**INSTRUCTIONS FOR THE TASK**
Tell me how many lines in the data below hold the string "score", and say nothing else.

____

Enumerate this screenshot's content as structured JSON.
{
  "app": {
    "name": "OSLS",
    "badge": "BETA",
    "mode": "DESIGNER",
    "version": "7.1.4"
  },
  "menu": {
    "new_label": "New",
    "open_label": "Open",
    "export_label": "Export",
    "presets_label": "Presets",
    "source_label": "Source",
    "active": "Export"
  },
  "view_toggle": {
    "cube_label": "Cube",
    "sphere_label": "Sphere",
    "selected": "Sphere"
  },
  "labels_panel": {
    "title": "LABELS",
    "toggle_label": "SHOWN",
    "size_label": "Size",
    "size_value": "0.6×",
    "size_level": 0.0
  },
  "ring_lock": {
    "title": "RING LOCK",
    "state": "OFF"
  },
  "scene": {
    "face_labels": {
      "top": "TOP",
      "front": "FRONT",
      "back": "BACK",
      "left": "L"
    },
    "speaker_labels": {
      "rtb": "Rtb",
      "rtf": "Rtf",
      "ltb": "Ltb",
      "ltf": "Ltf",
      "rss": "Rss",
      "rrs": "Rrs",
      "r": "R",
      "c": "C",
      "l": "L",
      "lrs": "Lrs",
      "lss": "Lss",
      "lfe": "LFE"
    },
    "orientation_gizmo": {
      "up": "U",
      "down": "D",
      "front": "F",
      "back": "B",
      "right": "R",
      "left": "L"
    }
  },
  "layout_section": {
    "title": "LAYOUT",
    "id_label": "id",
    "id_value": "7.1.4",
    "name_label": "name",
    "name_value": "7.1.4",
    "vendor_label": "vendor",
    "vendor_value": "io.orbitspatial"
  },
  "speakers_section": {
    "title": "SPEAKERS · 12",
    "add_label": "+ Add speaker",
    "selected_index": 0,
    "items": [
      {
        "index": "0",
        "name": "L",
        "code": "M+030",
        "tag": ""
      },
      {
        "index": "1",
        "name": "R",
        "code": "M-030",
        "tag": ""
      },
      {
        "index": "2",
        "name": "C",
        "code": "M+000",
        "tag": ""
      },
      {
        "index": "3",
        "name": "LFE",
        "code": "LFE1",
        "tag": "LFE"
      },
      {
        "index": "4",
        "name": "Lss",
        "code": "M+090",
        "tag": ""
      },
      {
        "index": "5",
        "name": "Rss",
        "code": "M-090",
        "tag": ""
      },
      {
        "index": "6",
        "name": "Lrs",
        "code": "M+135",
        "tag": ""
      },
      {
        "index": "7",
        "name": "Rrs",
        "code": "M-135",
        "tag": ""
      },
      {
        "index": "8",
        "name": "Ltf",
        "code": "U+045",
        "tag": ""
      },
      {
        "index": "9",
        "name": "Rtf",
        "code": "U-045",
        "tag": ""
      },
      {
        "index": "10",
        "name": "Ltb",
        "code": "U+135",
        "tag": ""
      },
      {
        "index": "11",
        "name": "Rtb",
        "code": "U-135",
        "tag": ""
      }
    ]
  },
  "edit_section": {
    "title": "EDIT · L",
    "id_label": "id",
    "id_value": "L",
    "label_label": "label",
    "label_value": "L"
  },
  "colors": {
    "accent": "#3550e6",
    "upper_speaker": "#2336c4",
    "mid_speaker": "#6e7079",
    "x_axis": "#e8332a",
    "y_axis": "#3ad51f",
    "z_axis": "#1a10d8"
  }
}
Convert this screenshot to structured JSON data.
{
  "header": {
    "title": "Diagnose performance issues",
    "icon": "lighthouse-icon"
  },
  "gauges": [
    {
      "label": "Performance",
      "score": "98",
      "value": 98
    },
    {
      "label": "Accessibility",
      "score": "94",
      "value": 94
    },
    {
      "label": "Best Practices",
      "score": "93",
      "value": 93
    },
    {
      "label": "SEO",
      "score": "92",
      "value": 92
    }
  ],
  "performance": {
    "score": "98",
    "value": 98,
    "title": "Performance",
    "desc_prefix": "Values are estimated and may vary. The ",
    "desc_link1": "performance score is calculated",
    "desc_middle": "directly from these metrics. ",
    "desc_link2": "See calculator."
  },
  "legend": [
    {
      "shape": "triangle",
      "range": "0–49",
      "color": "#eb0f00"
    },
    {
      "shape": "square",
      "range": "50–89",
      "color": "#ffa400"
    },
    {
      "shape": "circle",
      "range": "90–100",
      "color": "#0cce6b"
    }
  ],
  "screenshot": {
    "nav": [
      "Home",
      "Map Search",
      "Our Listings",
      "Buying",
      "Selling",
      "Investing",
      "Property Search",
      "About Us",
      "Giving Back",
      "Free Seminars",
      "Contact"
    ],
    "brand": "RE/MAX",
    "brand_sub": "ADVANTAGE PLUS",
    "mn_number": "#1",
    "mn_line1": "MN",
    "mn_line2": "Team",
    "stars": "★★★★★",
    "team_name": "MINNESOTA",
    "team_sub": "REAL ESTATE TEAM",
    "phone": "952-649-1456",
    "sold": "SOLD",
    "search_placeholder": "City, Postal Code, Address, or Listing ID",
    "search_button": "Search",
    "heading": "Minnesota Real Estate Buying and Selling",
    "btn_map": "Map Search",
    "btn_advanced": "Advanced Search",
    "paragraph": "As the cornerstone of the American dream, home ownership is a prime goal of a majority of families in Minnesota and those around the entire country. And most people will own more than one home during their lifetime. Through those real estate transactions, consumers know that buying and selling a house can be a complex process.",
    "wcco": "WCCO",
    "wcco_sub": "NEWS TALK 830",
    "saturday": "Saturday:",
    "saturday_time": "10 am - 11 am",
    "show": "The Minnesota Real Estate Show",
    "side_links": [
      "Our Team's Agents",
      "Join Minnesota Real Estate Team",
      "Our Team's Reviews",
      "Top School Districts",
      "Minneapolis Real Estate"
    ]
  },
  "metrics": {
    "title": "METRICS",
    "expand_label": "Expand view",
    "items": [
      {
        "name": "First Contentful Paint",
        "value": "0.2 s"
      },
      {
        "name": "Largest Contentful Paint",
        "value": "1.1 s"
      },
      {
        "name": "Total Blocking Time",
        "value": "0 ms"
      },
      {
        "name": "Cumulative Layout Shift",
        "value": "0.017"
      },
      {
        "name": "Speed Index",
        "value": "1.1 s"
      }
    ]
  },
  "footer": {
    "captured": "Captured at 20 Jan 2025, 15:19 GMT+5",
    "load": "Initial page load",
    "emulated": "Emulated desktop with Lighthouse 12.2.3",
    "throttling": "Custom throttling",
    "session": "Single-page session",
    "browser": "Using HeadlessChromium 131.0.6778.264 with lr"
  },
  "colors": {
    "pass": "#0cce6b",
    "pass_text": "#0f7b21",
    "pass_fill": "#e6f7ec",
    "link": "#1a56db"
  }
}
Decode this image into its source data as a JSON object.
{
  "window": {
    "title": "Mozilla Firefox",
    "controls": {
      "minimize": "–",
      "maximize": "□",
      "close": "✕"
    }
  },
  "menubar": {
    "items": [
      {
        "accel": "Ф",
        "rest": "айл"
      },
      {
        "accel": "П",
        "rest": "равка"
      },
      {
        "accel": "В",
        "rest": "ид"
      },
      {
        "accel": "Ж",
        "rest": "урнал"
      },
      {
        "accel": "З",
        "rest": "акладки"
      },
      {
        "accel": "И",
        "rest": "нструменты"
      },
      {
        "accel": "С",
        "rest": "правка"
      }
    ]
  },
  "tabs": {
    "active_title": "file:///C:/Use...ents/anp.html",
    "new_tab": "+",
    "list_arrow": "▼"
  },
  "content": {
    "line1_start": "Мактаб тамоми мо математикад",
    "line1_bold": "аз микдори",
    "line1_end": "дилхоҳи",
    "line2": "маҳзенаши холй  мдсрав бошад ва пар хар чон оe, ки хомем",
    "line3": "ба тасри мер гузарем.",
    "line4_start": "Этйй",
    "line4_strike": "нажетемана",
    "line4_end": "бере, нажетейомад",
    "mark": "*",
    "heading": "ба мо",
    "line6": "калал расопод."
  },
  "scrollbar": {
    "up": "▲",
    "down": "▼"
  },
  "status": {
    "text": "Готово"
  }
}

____

**REPLY**
6